A Sydney Northern Beaches council has allocated up to $1.7 million in funding for a public artwork to remember coronavirus.

Taxpayer funds of at least $100,000 will be allocated to the project along the popular coastal walk in the area.

“The Public Art Working Group commission an artwork as a permanent artwork to a minimum of $100,000 funded from the allocated Merger Savings Fund, to be included as part of the Coast Walk; to remember, as a narrative, how the Northern Beaches community responded during the COVID-19 pandemic,” minutes from the Northern Beaches local council meeting read.

“Such a project may also consider additional funding opportunities with donations from the community.”

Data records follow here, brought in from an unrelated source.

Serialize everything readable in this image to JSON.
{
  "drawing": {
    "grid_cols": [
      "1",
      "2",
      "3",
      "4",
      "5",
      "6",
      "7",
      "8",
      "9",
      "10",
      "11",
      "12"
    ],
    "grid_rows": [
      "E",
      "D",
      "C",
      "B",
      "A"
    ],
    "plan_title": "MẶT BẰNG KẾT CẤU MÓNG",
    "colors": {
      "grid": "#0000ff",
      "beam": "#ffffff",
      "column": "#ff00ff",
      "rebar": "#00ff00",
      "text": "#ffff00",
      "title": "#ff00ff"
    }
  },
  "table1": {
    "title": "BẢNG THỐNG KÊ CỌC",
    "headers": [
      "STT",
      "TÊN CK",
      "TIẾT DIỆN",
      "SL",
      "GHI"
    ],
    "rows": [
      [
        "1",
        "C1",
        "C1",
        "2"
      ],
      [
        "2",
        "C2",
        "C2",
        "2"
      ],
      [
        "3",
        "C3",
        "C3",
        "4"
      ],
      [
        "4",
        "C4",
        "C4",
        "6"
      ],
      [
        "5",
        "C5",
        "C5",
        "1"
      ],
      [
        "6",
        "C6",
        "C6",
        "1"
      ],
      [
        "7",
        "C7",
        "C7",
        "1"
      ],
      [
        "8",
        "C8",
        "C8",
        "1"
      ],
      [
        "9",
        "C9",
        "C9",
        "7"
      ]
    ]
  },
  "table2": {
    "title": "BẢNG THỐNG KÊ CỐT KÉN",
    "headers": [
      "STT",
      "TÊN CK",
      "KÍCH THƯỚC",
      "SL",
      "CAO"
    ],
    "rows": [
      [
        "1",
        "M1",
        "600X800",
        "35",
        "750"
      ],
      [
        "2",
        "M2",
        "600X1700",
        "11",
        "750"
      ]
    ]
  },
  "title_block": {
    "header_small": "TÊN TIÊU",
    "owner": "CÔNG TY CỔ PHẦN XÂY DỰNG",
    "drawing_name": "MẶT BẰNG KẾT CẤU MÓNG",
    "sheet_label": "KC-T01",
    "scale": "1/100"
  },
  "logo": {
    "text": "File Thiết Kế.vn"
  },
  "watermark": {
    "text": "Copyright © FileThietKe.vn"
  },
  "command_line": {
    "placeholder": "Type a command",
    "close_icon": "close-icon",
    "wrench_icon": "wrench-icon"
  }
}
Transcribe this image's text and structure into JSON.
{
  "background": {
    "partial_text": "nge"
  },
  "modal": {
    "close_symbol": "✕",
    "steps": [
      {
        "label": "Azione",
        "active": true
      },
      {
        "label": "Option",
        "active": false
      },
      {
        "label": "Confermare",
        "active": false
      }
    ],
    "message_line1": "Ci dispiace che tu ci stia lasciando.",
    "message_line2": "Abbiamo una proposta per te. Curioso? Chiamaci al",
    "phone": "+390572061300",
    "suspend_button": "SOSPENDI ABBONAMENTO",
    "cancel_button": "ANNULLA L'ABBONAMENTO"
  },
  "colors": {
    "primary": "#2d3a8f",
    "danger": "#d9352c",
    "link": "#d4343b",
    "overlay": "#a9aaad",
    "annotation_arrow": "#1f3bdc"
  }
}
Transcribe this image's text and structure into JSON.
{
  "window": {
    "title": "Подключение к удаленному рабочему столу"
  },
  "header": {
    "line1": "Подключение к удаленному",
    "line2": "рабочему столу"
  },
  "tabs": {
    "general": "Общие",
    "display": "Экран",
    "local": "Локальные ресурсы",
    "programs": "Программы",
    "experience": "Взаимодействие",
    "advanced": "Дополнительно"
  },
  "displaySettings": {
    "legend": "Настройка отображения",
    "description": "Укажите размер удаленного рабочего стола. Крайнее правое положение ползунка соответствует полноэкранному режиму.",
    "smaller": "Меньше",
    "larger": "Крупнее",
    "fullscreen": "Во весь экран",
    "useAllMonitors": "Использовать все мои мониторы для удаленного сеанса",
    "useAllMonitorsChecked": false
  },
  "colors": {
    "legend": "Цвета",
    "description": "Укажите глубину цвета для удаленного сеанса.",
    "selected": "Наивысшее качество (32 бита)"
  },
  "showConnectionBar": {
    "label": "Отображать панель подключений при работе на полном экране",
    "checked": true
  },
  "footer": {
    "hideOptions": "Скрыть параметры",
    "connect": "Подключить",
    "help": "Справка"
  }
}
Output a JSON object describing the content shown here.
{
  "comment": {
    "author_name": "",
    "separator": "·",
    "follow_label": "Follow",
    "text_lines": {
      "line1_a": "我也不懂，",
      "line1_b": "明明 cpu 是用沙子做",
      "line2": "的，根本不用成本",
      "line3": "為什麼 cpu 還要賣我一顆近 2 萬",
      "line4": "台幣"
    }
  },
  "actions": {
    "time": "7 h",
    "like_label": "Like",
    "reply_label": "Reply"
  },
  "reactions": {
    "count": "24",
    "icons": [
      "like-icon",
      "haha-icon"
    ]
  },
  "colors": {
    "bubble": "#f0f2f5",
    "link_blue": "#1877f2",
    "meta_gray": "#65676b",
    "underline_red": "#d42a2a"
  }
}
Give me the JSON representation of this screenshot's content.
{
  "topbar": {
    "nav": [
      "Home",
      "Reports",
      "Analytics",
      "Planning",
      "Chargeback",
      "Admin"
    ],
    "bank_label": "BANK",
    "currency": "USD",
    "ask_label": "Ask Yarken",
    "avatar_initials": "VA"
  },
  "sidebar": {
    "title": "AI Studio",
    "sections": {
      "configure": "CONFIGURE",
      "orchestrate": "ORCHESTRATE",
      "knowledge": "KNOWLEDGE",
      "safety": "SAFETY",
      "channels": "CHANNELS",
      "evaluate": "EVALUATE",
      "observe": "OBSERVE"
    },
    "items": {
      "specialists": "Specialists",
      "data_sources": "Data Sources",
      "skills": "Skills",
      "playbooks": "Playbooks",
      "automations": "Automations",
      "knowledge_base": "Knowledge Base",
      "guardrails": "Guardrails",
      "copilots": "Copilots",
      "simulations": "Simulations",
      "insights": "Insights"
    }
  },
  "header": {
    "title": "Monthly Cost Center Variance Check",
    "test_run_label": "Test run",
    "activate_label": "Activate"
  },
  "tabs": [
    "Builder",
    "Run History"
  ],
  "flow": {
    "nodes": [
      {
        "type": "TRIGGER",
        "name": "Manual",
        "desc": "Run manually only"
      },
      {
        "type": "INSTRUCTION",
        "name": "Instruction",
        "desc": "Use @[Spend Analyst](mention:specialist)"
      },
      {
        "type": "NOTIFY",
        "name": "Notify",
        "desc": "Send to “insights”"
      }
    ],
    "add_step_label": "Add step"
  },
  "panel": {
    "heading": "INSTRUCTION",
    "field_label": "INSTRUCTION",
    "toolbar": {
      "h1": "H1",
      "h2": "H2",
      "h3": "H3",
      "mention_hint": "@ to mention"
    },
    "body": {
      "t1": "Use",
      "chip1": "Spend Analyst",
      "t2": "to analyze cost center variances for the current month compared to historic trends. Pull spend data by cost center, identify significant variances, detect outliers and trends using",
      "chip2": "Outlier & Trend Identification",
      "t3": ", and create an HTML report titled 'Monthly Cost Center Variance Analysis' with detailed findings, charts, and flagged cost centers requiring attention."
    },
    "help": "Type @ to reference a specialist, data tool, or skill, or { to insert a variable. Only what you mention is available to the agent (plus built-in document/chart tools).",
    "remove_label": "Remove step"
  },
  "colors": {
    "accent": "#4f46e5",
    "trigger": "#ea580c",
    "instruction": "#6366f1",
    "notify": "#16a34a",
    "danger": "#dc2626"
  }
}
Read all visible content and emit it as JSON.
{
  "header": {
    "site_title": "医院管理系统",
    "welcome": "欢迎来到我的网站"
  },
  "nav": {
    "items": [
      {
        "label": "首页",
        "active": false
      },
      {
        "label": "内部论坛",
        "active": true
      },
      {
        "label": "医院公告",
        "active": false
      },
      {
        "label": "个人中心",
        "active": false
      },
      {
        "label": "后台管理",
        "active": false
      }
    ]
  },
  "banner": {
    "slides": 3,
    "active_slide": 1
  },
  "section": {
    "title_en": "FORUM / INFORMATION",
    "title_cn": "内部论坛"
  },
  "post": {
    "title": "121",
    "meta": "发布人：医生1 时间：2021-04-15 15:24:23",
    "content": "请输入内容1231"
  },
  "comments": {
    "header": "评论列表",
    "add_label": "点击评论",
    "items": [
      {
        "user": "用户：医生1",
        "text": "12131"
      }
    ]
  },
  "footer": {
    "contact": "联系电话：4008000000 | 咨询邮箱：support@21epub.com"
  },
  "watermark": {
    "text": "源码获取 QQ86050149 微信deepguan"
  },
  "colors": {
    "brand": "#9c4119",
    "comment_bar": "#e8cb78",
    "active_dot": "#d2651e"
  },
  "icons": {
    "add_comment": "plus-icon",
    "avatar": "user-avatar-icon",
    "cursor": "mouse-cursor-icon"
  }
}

The artwork is the idea of a local councillor, who would like to mark the historic nature of the pandemic with local art work.

The councillor also argued that the cash would be used to help the struggling arts sector.

Councillor Penny Philpott told 7 News Sydney that the artwork would be created to “tell the story of how the Northern Beaches amused themselves.”

“My grandfather died of the Spanish Flu and I would have loved to have known how they coped,” Philpott explained.

The artwork was proposed on the basis that it would support the arts community.

“My idea is to help out our arts community who have been having a difficult time mentally and financially – it’s a lifeline offered to our arts community.”

This is the first artwork to be commissioned from the fund.

Councillor Anon said the idea that one statue would be a financial saviour “was a furphy” because artists could access JobKeeper as sole traders.

“The administration allocated $2 million in that fund to public artworks in 2017 anyway and you can’t have all 7000 artists on the Northern Beaches working on one coronavirus statue.”